We have to accept that we are dealing here with people who have an addiction, people who have an illness, so they will not always act in rational ways. Addicts will often tend to carry on getting hold of the substance that they are addicted to, even if the price goes up

Rhun ap Iorwerth AM

Rhun ap Iorwerth AM

Party: Plaid Cymru

Will you take an intervention?

Gareth Bennett AM

Gareth Bennett AM

Party: United Kingdom Independence Party (UKIP)

Yes

Rhun ap Iorwerth AM

Rhun ap Iorwerth AM

Party: Plaid Cymru

Do you understand that this piece of legislation isn’t really aimed at getting alcoholics to stop drinking? Alcoholics will, you’re quite right, seek alcohol out in any way they can. Efforts need to be made — more efforts — from Government to help alcoholics come off alcohol, but we are talking here about hazardous drinkers, who can be persuaded through price incentives to perhaps behave in a different way.

Gareth Bennett AM

Gareth Bennett AM

Party: United Kingdom Independence Party (UKIP)

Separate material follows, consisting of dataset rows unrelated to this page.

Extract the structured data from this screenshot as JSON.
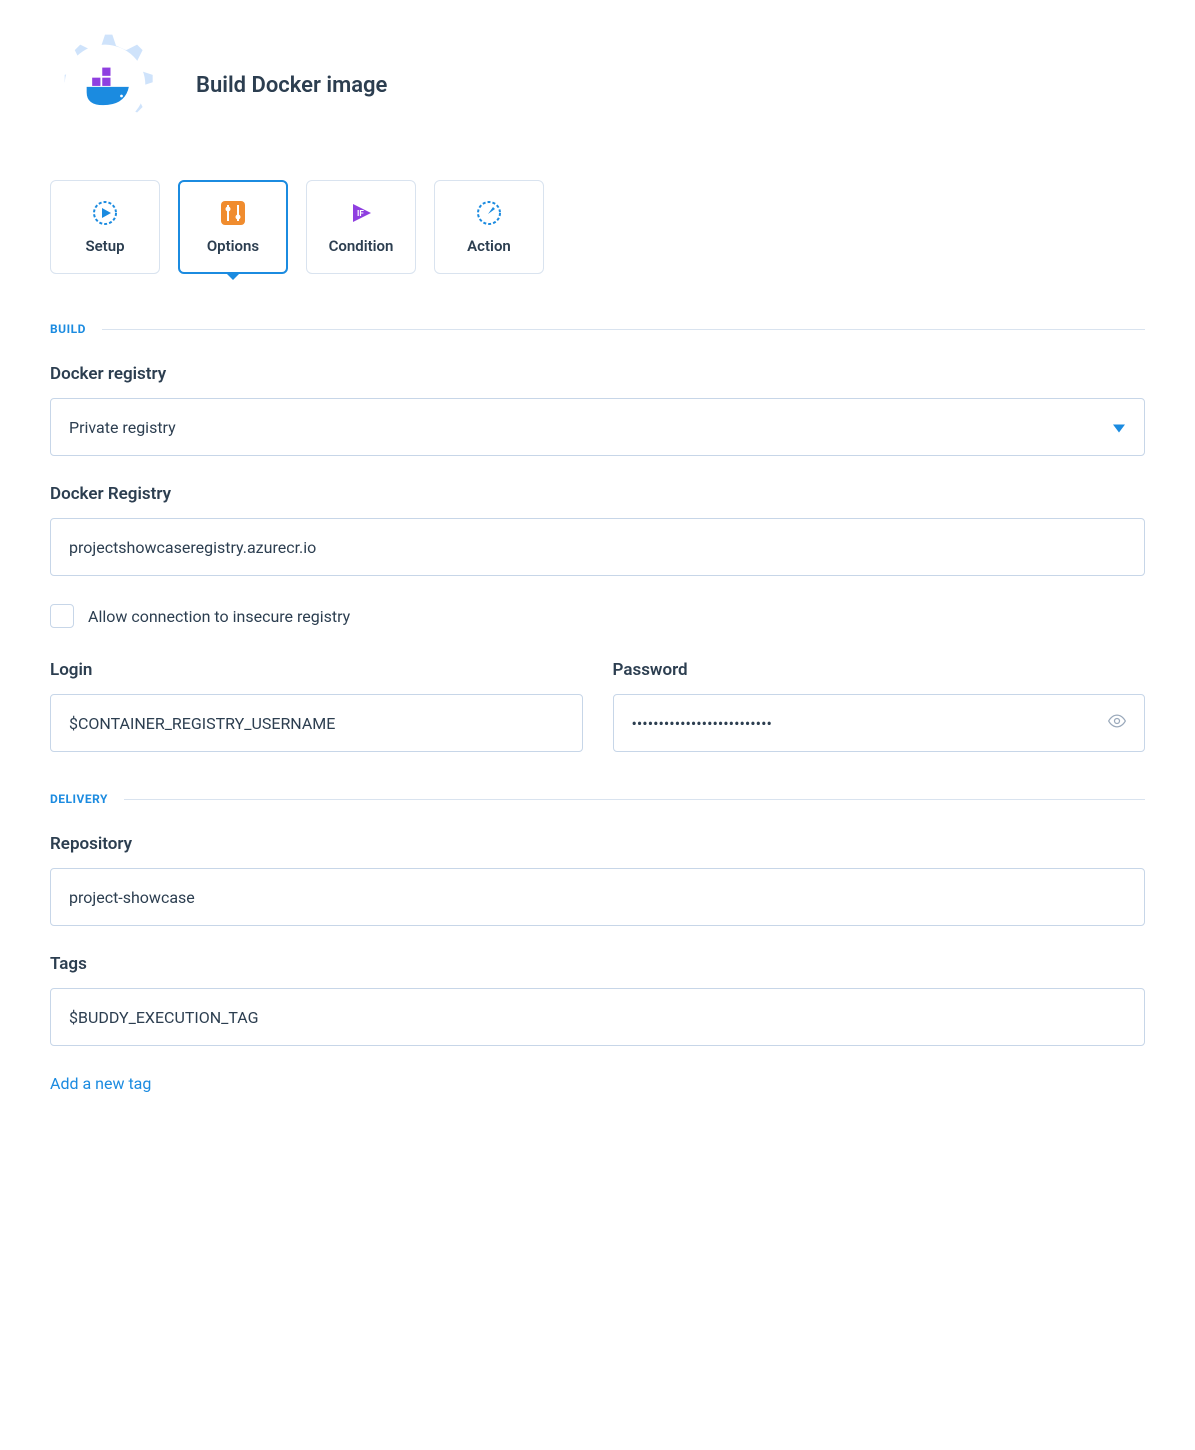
{
  "header": {
    "title": "Build Docker image"
  },
  "tabs": [
    {
      "id": "setup",
      "label": "Setup"
    },
    {
      "id": "options",
      "label": "Options",
      "active": true
    },
    {
      "id": "condition",
      "label": "Condition"
    },
    {
      "id": "action",
      "label": "Action"
    }
  ],
  "sections": {
    "build": {
      "heading": "BUILD",
      "docker_registry_label": "Docker registry",
      "docker_registry_value": "Private registry",
      "docker_registry_url_label": "Docker Registry",
      "docker_registry_url_value": "projectshowcaseregistry.azurecr.io",
      "insecure_checkbox_label": "Allow connection to insecure registry",
      "insecure_checkbox_checked": false,
      "login_label": "Login",
      "login_value": "$CONTAINER_REGISTRY_USERNAME",
      "password_label": "Password",
      "password_value": "••••••••••••••••••••••••••"
    },
    "delivery": {
      "heading": "DELIVERY",
      "repository_label": "Repository",
      "repository_value": "project-showcase",
      "tags_label": "Tags",
      "tags_value": "$BUDDY_EXECUTION_TAG",
      "add_tag_label": "Add a new tag"
    }
  }
}
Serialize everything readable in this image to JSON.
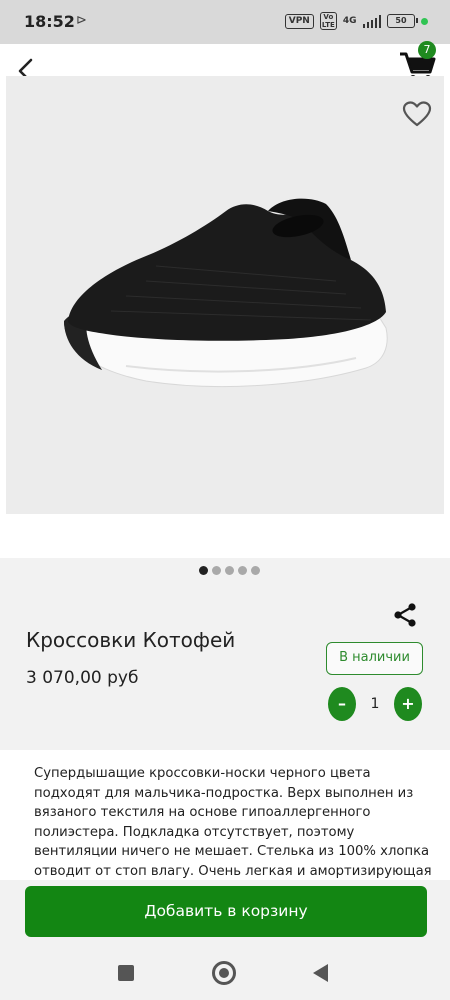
{
  "status_bar": {
    "time": "18:52",
    "cast_icon": "cast-play-icon",
    "vpn": "VPN",
    "volte": "Vo LTE",
    "network": "4G",
    "battery": "50",
    "battery_dot_color": "#30c453"
  },
  "header": {
    "back_icon": "back-arrow-icon",
    "cart_icon": "cart-icon",
    "cart_count": "7",
    "favorite_icon": "heart-outline-icon"
  },
  "gallery": {
    "image": "black knit slip-on sneaker with white sole",
    "total_dots": 5,
    "active_dot": 1
  },
  "product": {
    "title": "Кроссовки Котофей",
    "price": "3 070,00 руб",
    "stock_status": "В наличии",
    "share_icon": "share-icon",
    "quantity": "1",
    "minus_label": "–",
    "plus_label": "+",
    "description": "Супердышащие кроссовки-носки черного цвета подходят для мальчика-подростка. Верх выполнен из вязаного текстиля на основе гипоаллергенного полиэстера. Подкладка отсутствует, поэтому вентиляции ничего не мешает. Стелька из 100% хлопка отводит от стоп влагу. Очень легкая и амортизирующая подошва из"
  },
  "actions": {
    "add_to_cart": "Добавить в корзину"
  },
  "colors": {
    "accent": "#1f8a1f",
    "button": "#138613"
  },
  "system_nav": {
    "recents_icon": "square-recents-icon",
    "home_icon": "circle-home-icon",
    "back_icon": "triangle-back-icon"
  }
}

Yes, I appreciate that you’re making a distinction between alcoholics and hazardous drinkers, and such a distinction does exist, but all the same we don’t believe that this legislation will even effectively tackle the problem of hazardous drinkers.

To go back to what I was saying, an alcoholic may simply spend more of his or her money on alcohol after MUP and spend less on basic essentials, such as heating, food, utility bills and rent. Raising the price of alcohol could therefore be the tipping point that ends up tipping an alcoholic over into homelessness. In the case of an alcoholic who also has a family, it could plausibly lead to the entire family being evicted.

Richard Edwards, chief executive of the Cardiff based homeless charity the Huggard center is one of those who has major concerns over the MUP plan. I quote:

‘Raising pricing alone, for legal drugs such as alcohol, may simply change one addiction for another and condemn people to a more entrenched and desperate life on the streets’.

End quote. There is the very real threat that hardened alcoholics will turn away from alcohol and get involved with much worse substances such as spice, which is already prevalent on the streets of Wales’s major towns and cities. There is also the prospect that alcoholics could turn to crime to raise funds for their habits. Crime levels could actually go up, rather than down as the Welsh Government’s evidence has asserted.

There has been an argument that pubs will actually benefit from the introduction of MUP. Well, let’s have a look at that. Pubs have, it’s true, complained for some years that they are unfairly treated by the tax system compared to supermarkets, which are able to undercut them on alcohol products. This is due to different rates of VAT being charged. Unfortunately, this tax disparity won’t be addressed by the introduction of MUP. CAMRA, which has previously supported MUP, have since 2013 opposed it and recently their head of communications said:

‘CAMRA does not support minimum unit pricing because we believe it penalises moderate and responsible drinkers while doing little to support those who have issues with alcohol abuse.’

Another who opposes the scheme is Tim Martin the boss of Weatherspoon’s, who has called MUP a red herring and says that what is really needed is a cut in VAT on beer sold in pubs. So, if the Welsh Government really wanted to improve the position of pubs, which wasn’t actually their objective in any case with this Bill, they should instead lobby the UK Government for a reduction on VAT on alcohol sold in pubs.

Another body that has performed a u-turn of sorts is the UK Government. Having previously been in favour of introducing MUP, the Westminster Government has now decided that they will carefully monitor what happens in Scotland first, before they implement any similar scheme in England. But the Welsh Government has decided to do it differently and plough on with its own plans regardless. I think that they now need to take a step back and think again about this legislation. Diolch yn fawr iawn.